§ Task to carry out:
Copy every record below exactly, leaving out any pictures.

+===+

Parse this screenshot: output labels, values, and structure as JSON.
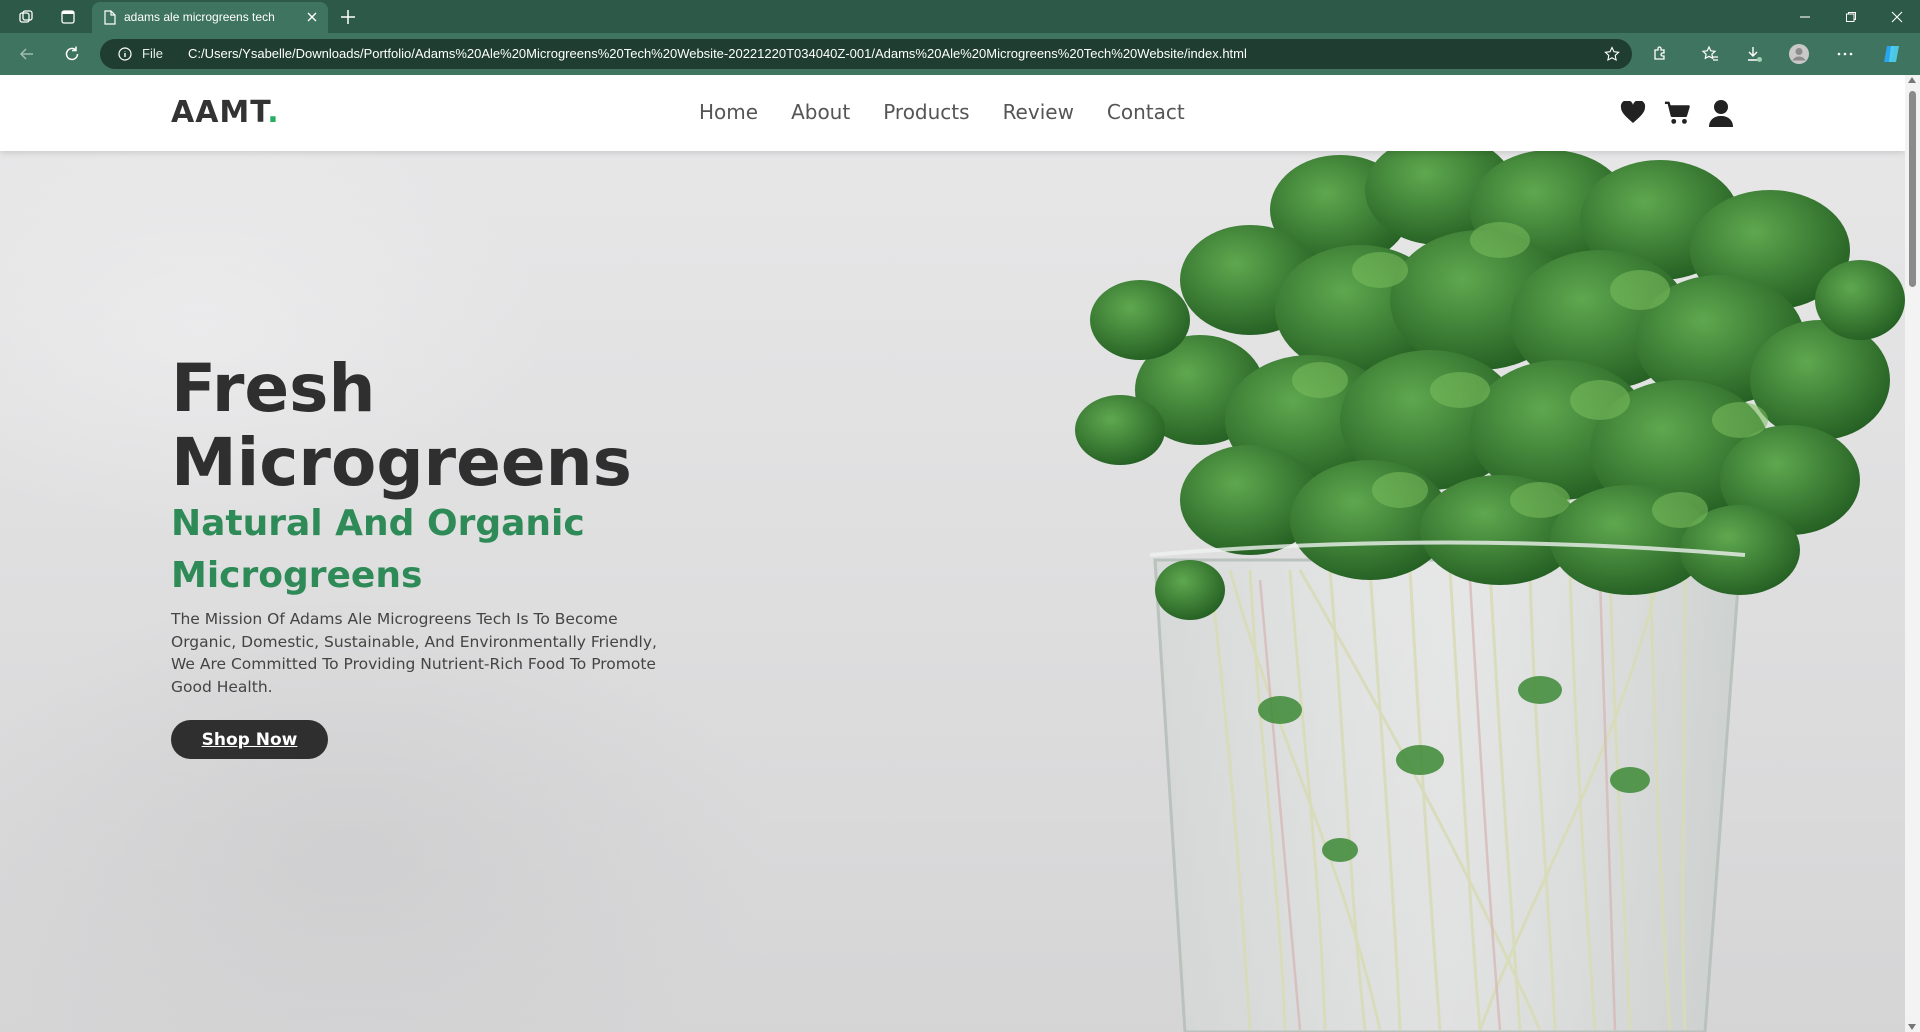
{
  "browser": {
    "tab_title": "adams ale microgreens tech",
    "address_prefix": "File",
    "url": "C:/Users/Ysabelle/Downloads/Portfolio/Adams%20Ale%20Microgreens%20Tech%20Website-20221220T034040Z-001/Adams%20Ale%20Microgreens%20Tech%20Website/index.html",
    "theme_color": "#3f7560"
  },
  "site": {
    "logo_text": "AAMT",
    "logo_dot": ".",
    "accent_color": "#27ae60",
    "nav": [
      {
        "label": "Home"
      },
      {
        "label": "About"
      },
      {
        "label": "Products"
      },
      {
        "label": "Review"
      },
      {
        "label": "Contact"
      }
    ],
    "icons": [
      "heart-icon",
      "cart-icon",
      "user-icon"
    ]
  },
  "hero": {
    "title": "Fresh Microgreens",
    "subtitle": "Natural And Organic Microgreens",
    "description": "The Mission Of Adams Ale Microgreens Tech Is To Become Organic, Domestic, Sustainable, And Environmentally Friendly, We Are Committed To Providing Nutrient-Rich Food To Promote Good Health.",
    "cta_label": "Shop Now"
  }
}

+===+

§ Solved exercise:
Parse this screenshot: output labels, values, and structure as JSON.
{
  "browser": {
    "tab_title": "adams ale microgreens tech",
    "address_prefix": "File",
    "url": "C:/Users/Ysabelle/Downloads/Portfolio/Adams%20Ale%20Microgreens%20Tech%20Website-20221220T034040Z-001/Adams%20Ale%20Microgreens%20Tech%20Website/index.html",
    "theme_color": "#3f7560"
  },
  "site": {
    "logo_text": "AAMT",
    "logo_dot": ".",
    "accent_color": "#27ae60",
    "nav": [
      {
        "label": "Home"
      },
      {
        "label": "About"
      },
      {
        "label": "Products"
      },
      {
        "label": "Review"
      },
      {
        "label": "Contact"
      }
    ],
    "icons": [
      "heart-icon",
      "cart-icon",
      "user-icon"
    ]
  },
  "hero": {
    "title": "Fresh Microgreens",
    "subtitle": "Natural And Organic Microgreens",
    "description": "The Mission Of Adams Ale Microgreens Tech Is To Become Organic, Domestic, Sustainable, And Environmentally Friendly, We Are Committed To Providing Nutrient-Rich Food To Promote Good Health.",
    "cta_label": "Shop Now"
  }
}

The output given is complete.